WINDSOR, England (FNS) -- The Efficient Consumer Response initiative may be the right way to go in United States today.
But in the United Kingdom, food retailers already have surpassed many of the goals set under the ECR program, according to Richard Williams, supply chain director of Argyll Group, the owner of Safeway in the United Kingdom.
Williams, in a speech to a CIES Logistics Management Program seminar here, said U.K. retailers are substantially ahead of their U.S. counterparts, for example, in implementing integrated supply chain management. CIES, based in Paris, is an international association of food retailers and suppliers.
Williams also warned that differences between food retailing worldwide might limit how much of an impact ECR can have outside the United States, particularly in such areas as price promotions.
In efficient replenishment, for instance, Williams said achieving the U.S. savings target of 4.1% of sales depends on where a company or industry outside the United States already stands in implementing it.
"It is essential to read the savings projected by the ECR program in the context of the way the U.S. grocery market currently operates," he said.
"In the U.K., many of the leading retailers are already substantially down the road of implementing sales-based ordering and are now looking to use sales-based ordering to drive the warehouse replenishment systems.
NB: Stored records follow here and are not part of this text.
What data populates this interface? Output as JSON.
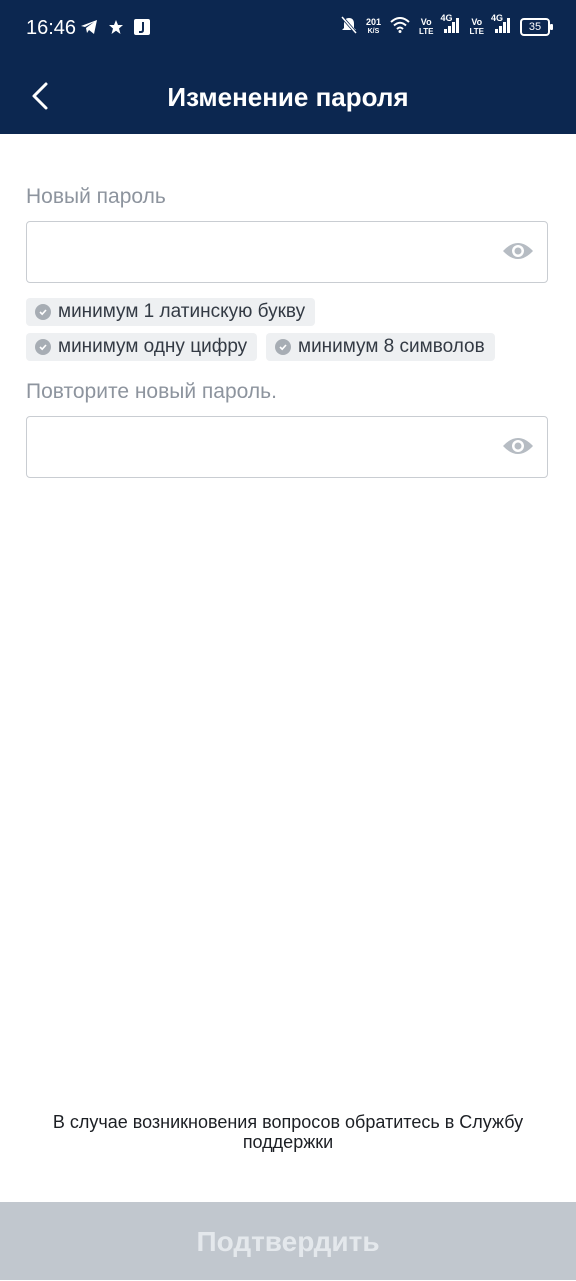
{
  "status_bar": {
    "time": "16:46",
    "net_speed_value": "201",
    "net_speed_unit": "K/S",
    "sim1_top": "Vo",
    "sim1_bottom": "LTE",
    "sim1_net": "4G",
    "sim2_top": "Vo",
    "sim2_bottom": "LTE",
    "sim2_net": "4G",
    "battery": "35",
    "icons": [
      "telegram-icon",
      "star-icon",
      "app-j-icon",
      "mute-icon",
      "wifi-icon",
      "signal-icon",
      "battery-icon"
    ]
  },
  "header": {
    "title": "Изменение пароля",
    "back_icon": "chevron-left-icon"
  },
  "form": {
    "new_password_label": "Новый пароль",
    "new_password_value": "",
    "repeat_password_label": "Повторите новый пароль.",
    "repeat_password_value": "",
    "eye_icon": "eye-icon"
  },
  "requirements": [
    "минимум 1 латинскую букву",
    "минимум одну цифру",
    "минимум 8 символов"
  ],
  "footer": {
    "support_text": "В случае возникновения вопросов обратитесь в Службу поддержки",
    "confirm_label": "Подтвердить"
  },
  "colors": {
    "header_bg": "#0c2750",
    "button_disabled_bg": "#c1c7ce",
    "chip_bg": "#eef0f2"
  }
}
In addition, experimentation is already starting to take place with the cross-docking of fast-moving ambient goods."
The ECR outline also projects a cut in dry grocery inventory levels to 61 days from 104 days, with about two-thirds of this coming from an efficient promotions strategy, Williams said.
But the average for the U.K. industry already is at or below this target, with the leading retailers averaging only 56 days of inventory.
However, Williams said, the U.K. industry still can realize significant savings from full implementation of the ECR plan, provided businesses make the organizational changes required and several issues are resolved.
These include: the trend by food manufacturers to consolidate production points, which can lengthen the supply chain; vendor replenishment; how to retain a competitive relationship with suppliers while at the same time working more closely with them; shared warehousing between producers and retailers, and how much shipment sizes and lead times can be cut to allow cross-docking on a large scale.
"I don't think ECR has all the answers," Williams said. "Nor is it a win-win situation for all participants. The key is to make sure you're not one of the losers."